    -       -       -       -       6       -       6  
Defined benefit pension and retiree health benefit plans, net of tax
    -       -       -       -       (8 )     -       (8 )
Balance at September 29, 2012
  $ 1     $ 131     $ (2 )   $ 3     $ (47 )   $ (561 )   $ (475 )
Stock compensation expense
    -       16       -       -       -       -       16  
Repayment of note receivable
    -       -       2       -       -       -       2  
Proceeds from  issuance of common stock
    -       27       -       -       -       -       27  
Termination of redeemable shares
    -       23       -       -       -       -       23  
Proceeds from initial public offering
    -       438       -       -       -       -       438  
Obligation under tax receivable agreement
    -       (313 )     -       -       -       -       (313 )
Interest rate hedge, net of tax
    -       -       -       -       10       -       10  
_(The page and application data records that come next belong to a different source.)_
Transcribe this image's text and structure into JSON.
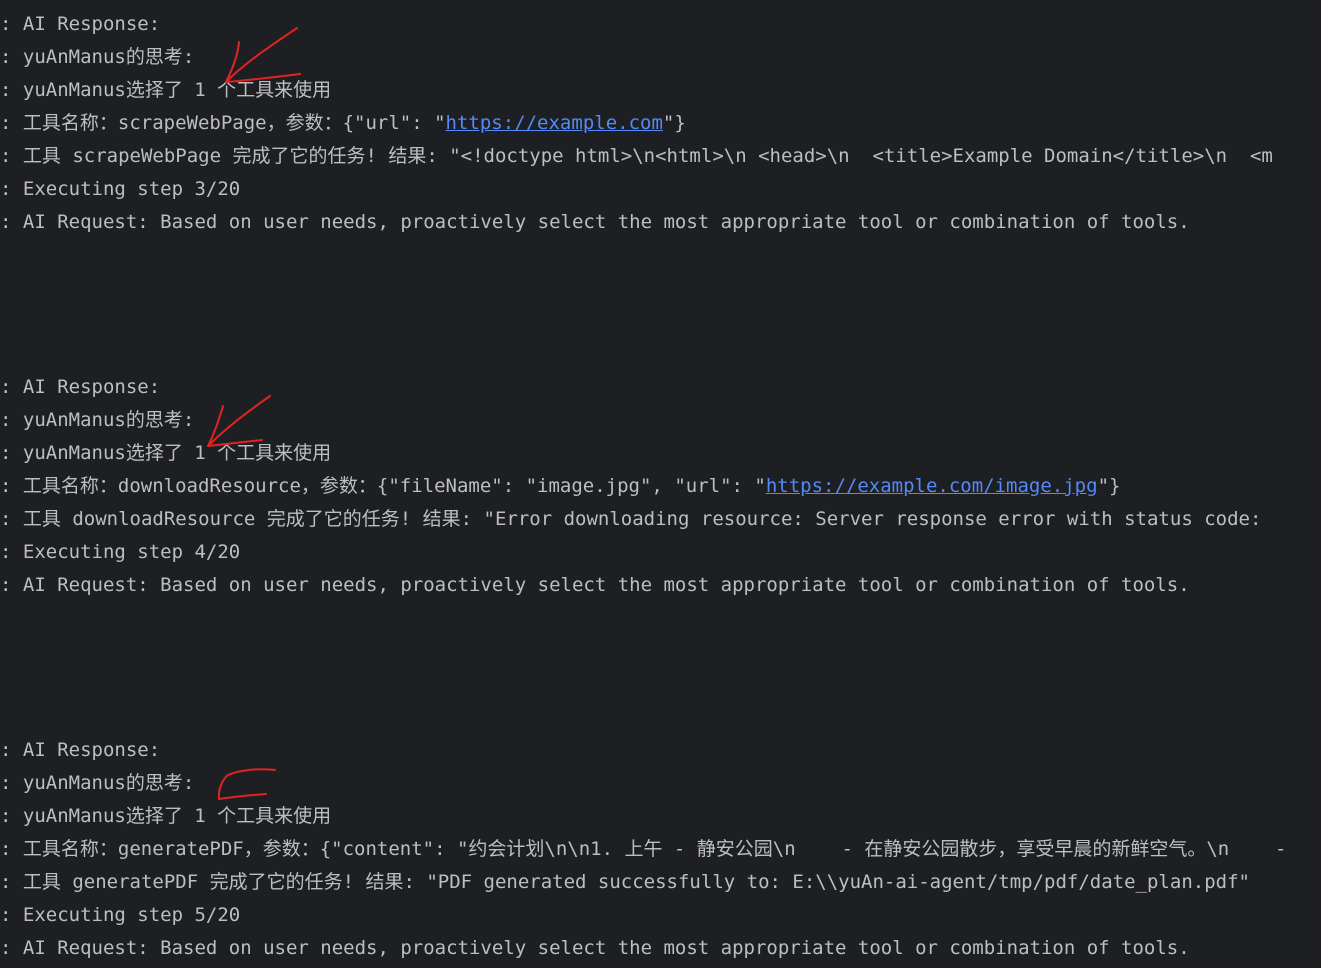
{
  "blocks": [
    {
      "response": ": AI Response:",
      "thinking": ": yuAnManus的思考:",
      "selected": ": yuAnManus选择了 1 个工具来使用",
      "tool_call_prefix": ": 工具名称：scrapeWebPage，参数：{\"url\": \"",
      "tool_call_link": "https://example.com",
      "tool_call_suffix": "\"}",
      "tool_result": ": 工具 scrapeWebPage 完成了它的任务! 结果: \"<!doctype html>\\n<html>\\n <head>\\n  <title>Example Domain</title>\\n  <m",
      "executing": ": Executing step 3/20",
      "request": ": AI Request: Based on user needs, proactively select the most appropriate tool or combination of tools."
    },
    {
      "response": ": AI Response:",
      "thinking": ": yuAnManus的思考:",
      "selected": ": yuAnManus选择了 1 个工具来使用",
      "tool_call_prefix": ": 工具名称：downloadResource，参数：{\"fileName\": \"image.jpg\", \"url\": \"",
      "tool_call_link": "https://example.com/image.jpg",
      "tool_call_suffix": "\"}",
      "tool_result": ": 工具 downloadResource 完成了它的任务! 结果: \"Error downloading resource: Server response error with status code: ",
      "executing": ": Executing step 4/20",
      "request": ": AI Request: Based on user needs, proactively select the most appropriate tool or combination of tools."
    },
    {
      "response": ": AI Response:",
      "thinking": ": yuAnManus的思考:",
      "selected": ": yuAnManus选择了 1 个工具来使用",
      "tool_call_prefix": ": 工具名称：generatePDF，参数：{\"content\": \"约会计划\\n\\n1. 上午 - 静安公园\\n    - 在静安公园散步，享受早晨的新鲜空气。\\n    -",
      "tool_call_link": "",
      "tool_call_suffix": "",
      "tool_result": ": 工具 generatePDF 完成了它的任务! 结果: \"PDF generated successfully to: E:\\\\yuAn-ai-agent/tmp/pdf/date_plan.pdf\"",
      "executing": ": Executing step 5/20",
      "request": ": AI Request: Based on user needs, proactively select the most appropriate tool or combination of tools."
    }
  ],
  "colors": {
    "background": "#1e1f22",
    "text": "#bcbec4",
    "link": "#548af7",
    "annotation": "#e02424"
  }
}
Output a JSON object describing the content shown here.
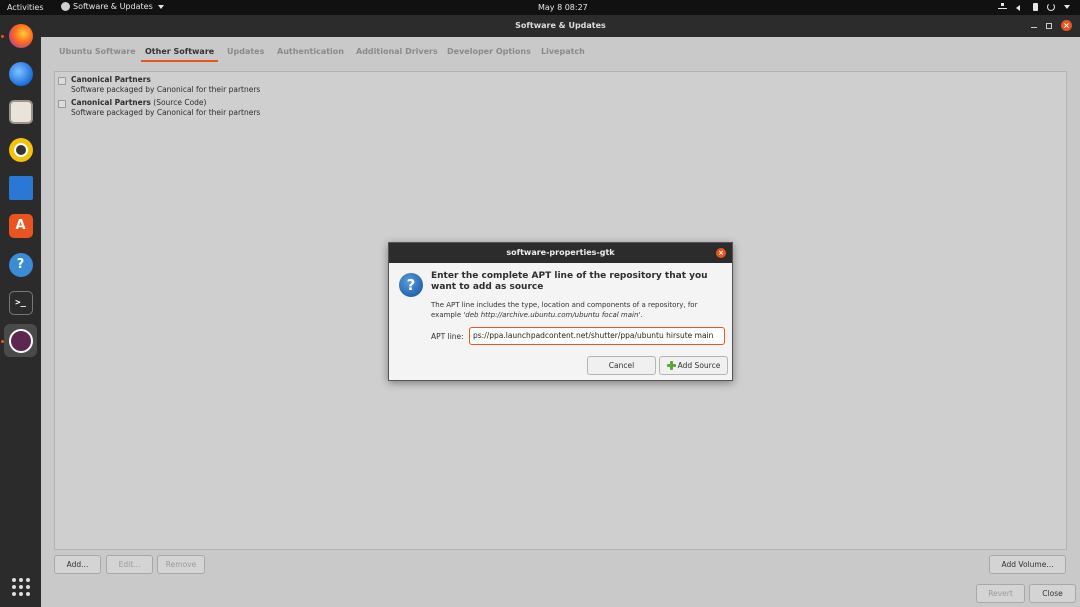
{
  "topbar": {
    "activities": "Activities",
    "app_menu": "Software & Updates",
    "clock": "May 8  08:27"
  },
  "dock": {
    "items": [
      "firefox-icon",
      "thunderbird-icon",
      "files-icon",
      "rhythmbox-icon",
      "libreoffice-writer-icon",
      "ubuntu-software-icon",
      "help-icon",
      "terminal-icon",
      "software-updates-icon",
      "show-applications-icon"
    ],
    "terminal_glyph": ">_",
    "help_glyph": "?",
    "store_glyph": "A"
  },
  "window": {
    "title": "Software & Updates",
    "close_glyph": "×",
    "tabs": [
      {
        "label": "Ubuntu Software",
        "active": false
      },
      {
        "label": "Other Software",
        "active": true
      },
      {
        "label": "Updates",
        "active": false
      },
      {
        "label": "Authentication",
        "active": false
      },
      {
        "label": "Additional Drivers",
        "active": false
      },
      {
        "label": "Developer Options",
        "active": false
      },
      {
        "label": "Livepatch",
        "active": false
      }
    ],
    "repos": [
      {
        "name": "Canonical Partners",
        "suffix": "",
        "description": "Software packaged by Canonical for their partners",
        "checked": false
      },
      {
        "name": "Canonical Partners",
        "suffix": " (Source Code)",
        "description": "Software packaged by Canonical for their partners",
        "checked": false
      }
    ],
    "buttons": {
      "add": "Add...",
      "edit": "Edit...",
      "remove": "Remove",
      "add_volume": "Add Volume...",
      "revert": "Revert",
      "close": "Close"
    }
  },
  "dialog": {
    "title": "software-properties-gtk",
    "close_glyph": "×",
    "question_glyph": "?",
    "heading": "Enter the complete APT line of the repository that you want to add as source",
    "body_prefix": "The APT line includes the type, location and components of a repository, for example ",
    "body_example": "'deb http://archive.ubuntu.com/ubuntu focal main'",
    "body_suffix": ".",
    "apt_label": "APT line:",
    "apt_value": "ps://ppa.launchpadcontent.net/shutter/ppa/ubuntu hirsute main",
    "cancel": "Cancel",
    "add_source": "Add Source"
  }
}
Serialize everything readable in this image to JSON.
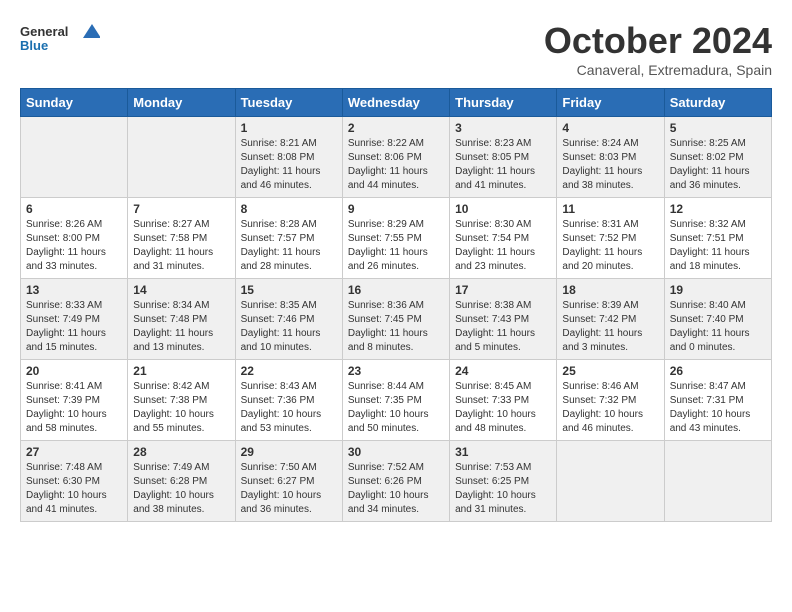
{
  "header": {
    "logo_general": "General",
    "logo_blue": "Blue",
    "month_title": "October 2024",
    "location": "Canaveral, Extremadura, Spain"
  },
  "days_of_week": [
    "Sunday",
    "Monday",
    "Tuesday",
    "Wednesday",
    "Thursday",
    "Friday",
    "Saturday"
  ],
  "weeks": [
    [
      {
        "day": "",
        "info": ""
      },
      {
        "day": "",
        "info": ""
      },
      {
        "day": "1",
        "info": "Sunrise: 8:21 AM\nSunset: 8:08 PM\nDaylight: 11 hours and 46 minutes."
      },
      {
        "day": "2",
        "info": "Sunrise: 8:22 AM\nSunset: 8:06 PM\nDaylight: 11 hours and 44 minutes."
      },
      {
        "day": "3",
        "info": "Sunrise: 8:23 AM\nSunset: 8:05 PM\nDaylight: 11 hours and 41 minutes."
      },
      {
        "day": "4",
        "info": "Sunrise: 8:24 AM\nSunset: 8:03 PM\nDaylight: 11 hours and 38 minutes."
      },
      {
        "day": "5",
        "info": "Sunrise: 8:25 AM\nSunset: 8:02 PM\nDaylight: 11 hours and 36 minutes."
      }
    ],
    [
      {
        "day": "6",
        "info": "Sunrise: 8:26 AM\nSunset: 8:00 PM\nDaylight: 11 hours and 33 minutes."
      },
      {
        "day": "7",
        "info": "Sunrise: 8:27 AM\nSunset: 7:58 PM\nDaylight: 11 hours and 31 minutes."
      },
      {
        "day": "8",
        "info": "Sunrise: 8:28 AM\nSunset: 7:57 PM\nDaylight: 11 hours and 28 minutes."
      },
      {
        "day": "9",
        "info": "Sunrise: 8:29 AM\nSunset: 7:55 PM\nDaylight: 11 hours and 26 minutes."
      },
      {
        "day": "10",
        "info": "Sunrise: 8:30 AM\nSunset: 7:54 PM\nDaylight: 11 hours and 23 minutes."
      },
      {
        "day": "11",
        "info": "Sunrise: 8:31 AM\nSunset: 7:52 PM\nDaylight: 11 hours and 20 minutes."
      },
      {
        "day": "12",
        "info": "Sunrise: 8:32 AM\nSunset: 7:51 PM\nDaylight: 11 hours and 18 minutes."
      }
    ],
    [
      {
        "day": "13",
        "info": "Sunrise: 8:33 AM\nSunset: 7:49 PM\nDaylight: 11 hours and 15 minutes."
      },
      {
        "day": "14",
        "info": "Sunrise: 8:34 AM\nSunset: 7:48 PM\nDaylight: 11 hours and 13 minutes."
      },
      {
        "day": "15",
        "info": "Sunrise: 8:35 AM\nSunset: 7:46 PM\nDaylight: 11 hours and 10 minutes."
      },
      {
        "day": "16",
        "info": "Sunrise: 8:36 AM\nSunset: 7:45 PM\nDaylight: 11 hours and 8 minutes."
      },
      {
        "day": "17",
        "info": "Sunrise: 8:38 AM\nSunset: 7:43 PM\nDaylight: 11 hours and 5 minutes."
      },
      {
        "day": "18",
        "info": "Sunrise: 8:39 AM\nSunset: 7:42 PM\nDaylight: 11 hours and 3 minutes."
      },
      {
        "day": "19",
        "info": "Sunrise: 8:40 AM\nSunset: 7:40 PM\nDaylight: 11 hours and 0 minutes."
      }
    ],
    [
      {
        "day": "20",
        "info": "Sunrise: 8:41 AM\nSunset: 7:39 PM\nDaylight: 10 hours and 58 minutes."
      },
      {
        "day": "21",
        "info": "Sunrise: 8:42 AM\nSunset: 7:38 PM\nDaylight: 10 hours and 55 minutes."
      },
      {
        "day": "22",
        "info": "Sunrise: 8:43 AM\nSunset: 7:36 PM\nDaylight: 10 hours and 53 minutes."
      },
      {
        "day": "23",
        "info": "Sunrise: 8:44 AM\nSunset: 7:35 PM\nDaylight: 10 hours and 50 minutes."
      },
      {
        "day": "24",
        "info": "Sunrise: 8:45 AM\nSunset: 7:33 PM\nDaylight: 10 hours and 48 minutes."
      },
      {
        "day": "25",
        "info": "Sunrise: 8:46 AM\nSunset: 7:32 PM\nDaylight: 10 hours and 46 minutes."
      },
      {
        "day": "26",
        "info": "Sunrise: 8:47 AM\nSunset: 7:31 PM\nDaylight: 10 hours and 43 minutes."
      }
    ],
    [
      {
        "day": "27",
        "info": "Sunrise: 7:48 AM\nSunset: 6:30 PM\nDaylight: 10 hours and 41 minutes."
      },
      {
        "day": "28",
        "info": "Sunrise: 7:49 AM\nSunset: 6:28 PM\nDaylight: 10 hours and 38 minutes."
      },
      {
        "day": "29",
        "info": "Sunrise: 7:50 AM\nSunset: 6:27 PM\nDaylight: 10 hours and 36 minutes."
      },
      {
        "day": "30",
        "info": "Sunrise: 7:52 AM\nSunset: 6:26 PM\nDaylight: 10 hours and 34 minutes."
      },
      {
        "day": "31",
        "info": "Sunrise: 7:53 AM\nSunset: 6:25 PM\nDaylight: 10 hours and 31 minutes."
      },
      {
        "day": "",
        "info": ""
      },
      {
        "day": "",
        "info": ""
      }
    ]
  ]
}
Net income attributable to the Company
    -       -       -       -       -       57       57  
Currency translation
    -       -       -       -       (5 )     -       (5 )
Defined benefit pension and retiree health benefit plans, net of tax
    -       -       -       -       21       -       21  
Derivative amortization, net of tax
    -       -       -       -       3       -       3  
Balance at September 28, 2013
  $ 1     $ 322     $ -     $ 3     $ (18 )   $ (504 )   $ (196 )
Stock compensation expense
    -       15       -       -       -       -       15  
Proceeds from  issuance of common stock
    -       17       -